*** Opening of Records to process ***

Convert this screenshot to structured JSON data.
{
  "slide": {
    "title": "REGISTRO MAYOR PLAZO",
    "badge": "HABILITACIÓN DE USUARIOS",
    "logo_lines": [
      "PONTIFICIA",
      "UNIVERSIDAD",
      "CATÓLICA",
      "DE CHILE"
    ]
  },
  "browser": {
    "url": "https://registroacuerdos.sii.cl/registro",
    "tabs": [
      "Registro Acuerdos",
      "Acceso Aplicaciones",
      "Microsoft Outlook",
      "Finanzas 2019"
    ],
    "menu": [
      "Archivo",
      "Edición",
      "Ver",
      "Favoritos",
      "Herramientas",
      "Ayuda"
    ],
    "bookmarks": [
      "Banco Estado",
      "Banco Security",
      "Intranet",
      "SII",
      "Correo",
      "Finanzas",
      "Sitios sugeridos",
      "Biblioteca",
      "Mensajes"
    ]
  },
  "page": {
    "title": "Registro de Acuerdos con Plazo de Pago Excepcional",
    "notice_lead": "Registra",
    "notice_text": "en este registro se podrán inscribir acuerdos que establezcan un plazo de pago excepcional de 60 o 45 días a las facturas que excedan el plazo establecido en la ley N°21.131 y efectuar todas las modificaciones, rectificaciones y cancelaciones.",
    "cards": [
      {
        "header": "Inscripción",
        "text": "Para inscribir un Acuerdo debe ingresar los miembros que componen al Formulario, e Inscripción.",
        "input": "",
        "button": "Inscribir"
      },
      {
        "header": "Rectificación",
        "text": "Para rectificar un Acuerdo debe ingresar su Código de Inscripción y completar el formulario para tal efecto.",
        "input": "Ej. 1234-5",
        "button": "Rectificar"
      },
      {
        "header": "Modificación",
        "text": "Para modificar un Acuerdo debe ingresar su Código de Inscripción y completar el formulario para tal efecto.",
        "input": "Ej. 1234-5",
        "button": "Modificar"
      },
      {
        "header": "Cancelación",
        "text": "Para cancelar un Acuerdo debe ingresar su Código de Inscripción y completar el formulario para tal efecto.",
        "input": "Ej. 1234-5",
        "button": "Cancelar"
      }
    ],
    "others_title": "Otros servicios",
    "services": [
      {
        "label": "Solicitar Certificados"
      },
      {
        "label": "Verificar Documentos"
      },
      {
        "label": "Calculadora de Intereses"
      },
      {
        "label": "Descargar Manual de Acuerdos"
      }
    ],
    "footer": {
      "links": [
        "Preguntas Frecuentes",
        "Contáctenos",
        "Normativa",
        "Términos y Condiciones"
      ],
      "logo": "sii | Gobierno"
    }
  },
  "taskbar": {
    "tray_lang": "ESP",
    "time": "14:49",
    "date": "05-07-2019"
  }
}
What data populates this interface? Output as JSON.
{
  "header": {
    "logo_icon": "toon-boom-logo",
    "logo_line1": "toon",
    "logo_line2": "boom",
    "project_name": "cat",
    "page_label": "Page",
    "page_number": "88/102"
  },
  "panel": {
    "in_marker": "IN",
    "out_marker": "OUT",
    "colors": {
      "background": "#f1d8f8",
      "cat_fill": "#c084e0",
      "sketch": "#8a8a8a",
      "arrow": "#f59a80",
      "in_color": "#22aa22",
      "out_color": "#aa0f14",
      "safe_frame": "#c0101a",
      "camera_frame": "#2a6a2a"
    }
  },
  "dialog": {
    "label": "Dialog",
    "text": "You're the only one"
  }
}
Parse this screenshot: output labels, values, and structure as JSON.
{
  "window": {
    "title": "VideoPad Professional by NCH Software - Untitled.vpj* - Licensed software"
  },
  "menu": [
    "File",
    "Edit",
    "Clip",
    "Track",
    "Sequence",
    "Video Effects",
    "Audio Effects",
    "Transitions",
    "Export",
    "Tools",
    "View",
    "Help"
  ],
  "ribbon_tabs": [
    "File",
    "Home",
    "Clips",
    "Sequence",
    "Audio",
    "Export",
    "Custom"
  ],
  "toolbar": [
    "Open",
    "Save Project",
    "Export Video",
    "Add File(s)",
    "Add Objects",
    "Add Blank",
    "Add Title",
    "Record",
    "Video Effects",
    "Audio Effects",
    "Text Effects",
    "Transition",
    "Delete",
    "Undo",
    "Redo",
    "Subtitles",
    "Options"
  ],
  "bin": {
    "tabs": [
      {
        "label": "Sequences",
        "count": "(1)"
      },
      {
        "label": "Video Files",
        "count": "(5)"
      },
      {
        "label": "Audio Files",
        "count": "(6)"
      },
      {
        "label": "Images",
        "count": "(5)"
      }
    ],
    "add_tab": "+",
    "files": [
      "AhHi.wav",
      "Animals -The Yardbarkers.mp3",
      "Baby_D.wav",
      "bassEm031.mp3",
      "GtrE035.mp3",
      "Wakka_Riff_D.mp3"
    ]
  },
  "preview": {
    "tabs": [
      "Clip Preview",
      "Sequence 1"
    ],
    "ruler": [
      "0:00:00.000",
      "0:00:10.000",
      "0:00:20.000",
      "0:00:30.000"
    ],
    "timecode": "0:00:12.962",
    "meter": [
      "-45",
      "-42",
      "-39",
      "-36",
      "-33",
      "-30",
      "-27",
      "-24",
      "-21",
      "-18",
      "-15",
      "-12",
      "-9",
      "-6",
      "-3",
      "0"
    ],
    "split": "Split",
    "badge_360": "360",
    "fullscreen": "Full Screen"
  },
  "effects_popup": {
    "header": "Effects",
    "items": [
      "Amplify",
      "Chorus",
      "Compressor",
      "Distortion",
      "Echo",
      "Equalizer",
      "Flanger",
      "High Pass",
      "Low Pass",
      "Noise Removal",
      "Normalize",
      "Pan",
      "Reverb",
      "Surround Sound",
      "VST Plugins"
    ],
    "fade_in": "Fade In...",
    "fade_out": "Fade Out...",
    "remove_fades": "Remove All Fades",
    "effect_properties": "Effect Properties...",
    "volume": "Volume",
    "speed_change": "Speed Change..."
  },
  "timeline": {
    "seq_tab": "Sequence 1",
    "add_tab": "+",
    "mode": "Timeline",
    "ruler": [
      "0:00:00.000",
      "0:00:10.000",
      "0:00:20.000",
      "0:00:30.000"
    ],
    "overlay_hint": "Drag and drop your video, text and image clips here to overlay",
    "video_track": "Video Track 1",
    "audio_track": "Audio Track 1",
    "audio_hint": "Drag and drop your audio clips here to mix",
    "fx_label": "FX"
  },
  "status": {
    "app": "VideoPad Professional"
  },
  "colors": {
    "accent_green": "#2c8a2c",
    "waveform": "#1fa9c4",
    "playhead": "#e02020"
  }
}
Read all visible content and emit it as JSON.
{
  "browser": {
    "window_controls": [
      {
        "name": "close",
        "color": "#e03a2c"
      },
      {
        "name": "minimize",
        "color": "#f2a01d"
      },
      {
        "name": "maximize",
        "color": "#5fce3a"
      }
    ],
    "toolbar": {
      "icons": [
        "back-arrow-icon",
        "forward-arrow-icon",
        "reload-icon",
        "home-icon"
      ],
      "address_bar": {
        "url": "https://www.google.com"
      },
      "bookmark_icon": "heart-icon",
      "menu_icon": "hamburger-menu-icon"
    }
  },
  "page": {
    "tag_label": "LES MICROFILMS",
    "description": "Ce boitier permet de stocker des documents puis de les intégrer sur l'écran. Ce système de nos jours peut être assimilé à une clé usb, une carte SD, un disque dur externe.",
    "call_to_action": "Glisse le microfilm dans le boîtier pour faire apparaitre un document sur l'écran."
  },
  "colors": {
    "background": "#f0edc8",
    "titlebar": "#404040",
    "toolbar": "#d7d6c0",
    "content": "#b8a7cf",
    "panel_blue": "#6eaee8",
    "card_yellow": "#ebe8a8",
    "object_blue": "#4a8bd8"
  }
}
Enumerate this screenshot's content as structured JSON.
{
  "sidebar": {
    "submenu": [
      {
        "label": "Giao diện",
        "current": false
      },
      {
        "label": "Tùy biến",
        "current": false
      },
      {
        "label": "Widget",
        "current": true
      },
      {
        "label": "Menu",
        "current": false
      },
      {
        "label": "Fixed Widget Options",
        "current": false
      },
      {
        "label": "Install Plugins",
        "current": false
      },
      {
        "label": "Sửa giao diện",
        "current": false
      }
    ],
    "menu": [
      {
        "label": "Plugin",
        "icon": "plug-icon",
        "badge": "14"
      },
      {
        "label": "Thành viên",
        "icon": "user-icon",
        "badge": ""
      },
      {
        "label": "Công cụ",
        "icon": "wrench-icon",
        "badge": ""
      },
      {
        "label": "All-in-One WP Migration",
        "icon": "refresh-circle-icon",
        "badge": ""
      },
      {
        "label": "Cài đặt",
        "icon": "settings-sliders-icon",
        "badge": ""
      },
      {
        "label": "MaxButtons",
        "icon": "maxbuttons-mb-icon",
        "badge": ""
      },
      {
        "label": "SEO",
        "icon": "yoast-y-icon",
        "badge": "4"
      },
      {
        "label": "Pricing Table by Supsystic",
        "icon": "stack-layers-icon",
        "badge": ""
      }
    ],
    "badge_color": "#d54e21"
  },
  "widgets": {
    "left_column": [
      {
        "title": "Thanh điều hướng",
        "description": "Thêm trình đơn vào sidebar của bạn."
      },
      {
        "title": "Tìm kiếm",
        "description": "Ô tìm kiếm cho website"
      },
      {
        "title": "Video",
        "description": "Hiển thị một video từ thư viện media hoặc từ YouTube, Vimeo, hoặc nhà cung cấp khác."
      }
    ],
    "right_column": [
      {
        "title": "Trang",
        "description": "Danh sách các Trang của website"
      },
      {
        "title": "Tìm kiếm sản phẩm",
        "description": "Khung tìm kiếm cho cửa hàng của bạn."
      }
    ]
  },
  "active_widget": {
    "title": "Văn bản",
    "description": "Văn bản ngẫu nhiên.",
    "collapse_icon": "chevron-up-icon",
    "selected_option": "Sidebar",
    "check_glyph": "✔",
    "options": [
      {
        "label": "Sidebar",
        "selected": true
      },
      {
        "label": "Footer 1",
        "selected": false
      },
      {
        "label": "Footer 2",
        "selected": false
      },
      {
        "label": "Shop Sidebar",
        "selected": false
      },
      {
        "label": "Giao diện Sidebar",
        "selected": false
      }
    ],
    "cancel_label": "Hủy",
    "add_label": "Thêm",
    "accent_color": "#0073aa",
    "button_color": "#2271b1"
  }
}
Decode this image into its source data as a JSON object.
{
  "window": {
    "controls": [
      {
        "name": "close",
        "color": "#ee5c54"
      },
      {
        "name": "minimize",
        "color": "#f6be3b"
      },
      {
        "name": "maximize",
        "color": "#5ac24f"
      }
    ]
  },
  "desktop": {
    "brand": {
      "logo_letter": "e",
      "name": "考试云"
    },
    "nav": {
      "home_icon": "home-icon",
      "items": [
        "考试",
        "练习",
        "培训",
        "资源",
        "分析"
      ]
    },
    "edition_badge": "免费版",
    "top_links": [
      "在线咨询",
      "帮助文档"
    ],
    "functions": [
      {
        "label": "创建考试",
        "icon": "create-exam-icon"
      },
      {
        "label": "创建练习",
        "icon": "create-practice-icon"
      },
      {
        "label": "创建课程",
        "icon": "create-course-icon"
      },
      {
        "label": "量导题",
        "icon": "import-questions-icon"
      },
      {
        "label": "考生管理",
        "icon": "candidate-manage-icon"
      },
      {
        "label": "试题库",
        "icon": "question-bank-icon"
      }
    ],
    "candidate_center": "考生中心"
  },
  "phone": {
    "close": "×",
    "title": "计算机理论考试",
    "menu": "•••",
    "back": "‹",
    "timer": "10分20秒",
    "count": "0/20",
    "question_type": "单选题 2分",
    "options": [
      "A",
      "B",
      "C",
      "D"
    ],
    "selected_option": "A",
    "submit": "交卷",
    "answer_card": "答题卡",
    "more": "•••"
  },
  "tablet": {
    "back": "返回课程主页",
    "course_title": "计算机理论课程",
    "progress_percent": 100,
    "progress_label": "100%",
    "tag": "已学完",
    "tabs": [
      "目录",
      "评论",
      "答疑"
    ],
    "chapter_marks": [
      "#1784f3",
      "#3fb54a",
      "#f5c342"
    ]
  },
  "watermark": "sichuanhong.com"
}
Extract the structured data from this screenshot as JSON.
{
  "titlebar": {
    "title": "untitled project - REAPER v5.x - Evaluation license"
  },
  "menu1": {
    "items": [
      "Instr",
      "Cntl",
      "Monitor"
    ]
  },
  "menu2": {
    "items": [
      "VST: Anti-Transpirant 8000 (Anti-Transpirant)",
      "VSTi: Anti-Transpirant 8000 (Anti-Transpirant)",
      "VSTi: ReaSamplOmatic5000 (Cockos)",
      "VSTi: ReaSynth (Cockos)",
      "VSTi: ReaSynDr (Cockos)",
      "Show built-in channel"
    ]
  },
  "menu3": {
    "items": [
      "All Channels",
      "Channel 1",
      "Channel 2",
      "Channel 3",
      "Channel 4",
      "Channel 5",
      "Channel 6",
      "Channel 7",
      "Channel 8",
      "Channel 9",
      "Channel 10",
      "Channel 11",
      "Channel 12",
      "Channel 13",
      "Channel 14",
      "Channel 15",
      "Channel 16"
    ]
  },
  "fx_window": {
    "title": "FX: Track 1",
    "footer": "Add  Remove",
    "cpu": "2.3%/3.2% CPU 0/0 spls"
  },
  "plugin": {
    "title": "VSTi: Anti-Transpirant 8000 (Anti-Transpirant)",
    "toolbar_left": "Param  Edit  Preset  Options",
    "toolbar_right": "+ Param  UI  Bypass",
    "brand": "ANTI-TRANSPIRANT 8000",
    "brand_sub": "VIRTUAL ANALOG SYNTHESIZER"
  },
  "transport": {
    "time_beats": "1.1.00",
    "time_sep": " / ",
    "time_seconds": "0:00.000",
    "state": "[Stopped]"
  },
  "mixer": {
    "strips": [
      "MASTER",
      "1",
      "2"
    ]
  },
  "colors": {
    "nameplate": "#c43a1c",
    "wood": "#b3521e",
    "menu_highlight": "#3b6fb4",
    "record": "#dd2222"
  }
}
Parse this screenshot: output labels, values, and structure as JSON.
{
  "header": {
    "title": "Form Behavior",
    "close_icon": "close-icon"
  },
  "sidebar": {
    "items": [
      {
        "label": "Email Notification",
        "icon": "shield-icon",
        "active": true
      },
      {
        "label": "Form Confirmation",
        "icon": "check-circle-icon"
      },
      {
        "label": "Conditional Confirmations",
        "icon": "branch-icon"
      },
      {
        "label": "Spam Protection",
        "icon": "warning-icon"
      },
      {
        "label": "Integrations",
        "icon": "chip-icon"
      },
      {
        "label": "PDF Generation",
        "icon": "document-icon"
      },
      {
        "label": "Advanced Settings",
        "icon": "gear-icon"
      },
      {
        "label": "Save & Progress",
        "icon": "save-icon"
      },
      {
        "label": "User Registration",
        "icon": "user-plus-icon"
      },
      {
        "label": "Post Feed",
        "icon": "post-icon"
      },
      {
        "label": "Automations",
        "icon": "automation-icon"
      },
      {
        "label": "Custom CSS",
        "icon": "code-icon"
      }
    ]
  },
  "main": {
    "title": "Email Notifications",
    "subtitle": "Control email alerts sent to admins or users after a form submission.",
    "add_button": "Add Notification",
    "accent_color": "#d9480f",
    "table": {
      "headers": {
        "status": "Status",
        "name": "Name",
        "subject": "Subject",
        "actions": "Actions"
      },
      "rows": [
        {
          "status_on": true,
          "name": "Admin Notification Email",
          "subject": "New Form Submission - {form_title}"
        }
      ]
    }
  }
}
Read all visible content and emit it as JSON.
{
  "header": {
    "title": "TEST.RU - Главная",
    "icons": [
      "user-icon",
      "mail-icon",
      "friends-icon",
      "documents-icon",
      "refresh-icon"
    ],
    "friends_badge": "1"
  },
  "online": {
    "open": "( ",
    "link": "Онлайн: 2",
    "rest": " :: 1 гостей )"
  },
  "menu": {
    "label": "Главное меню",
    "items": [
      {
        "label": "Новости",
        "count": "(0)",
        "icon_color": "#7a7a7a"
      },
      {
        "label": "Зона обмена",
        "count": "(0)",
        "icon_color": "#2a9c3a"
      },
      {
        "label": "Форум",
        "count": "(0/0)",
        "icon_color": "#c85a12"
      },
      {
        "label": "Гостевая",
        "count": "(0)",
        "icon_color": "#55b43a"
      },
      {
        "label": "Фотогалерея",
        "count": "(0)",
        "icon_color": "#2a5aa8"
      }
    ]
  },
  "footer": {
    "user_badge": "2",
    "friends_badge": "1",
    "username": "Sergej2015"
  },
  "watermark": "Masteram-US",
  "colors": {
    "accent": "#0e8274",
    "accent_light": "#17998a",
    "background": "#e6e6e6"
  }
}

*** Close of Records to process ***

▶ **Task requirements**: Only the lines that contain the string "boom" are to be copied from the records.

▶ **Answer to this exercise**:
    "logo_icon": "toon-boom-logo",
    "logo_line2": "boom",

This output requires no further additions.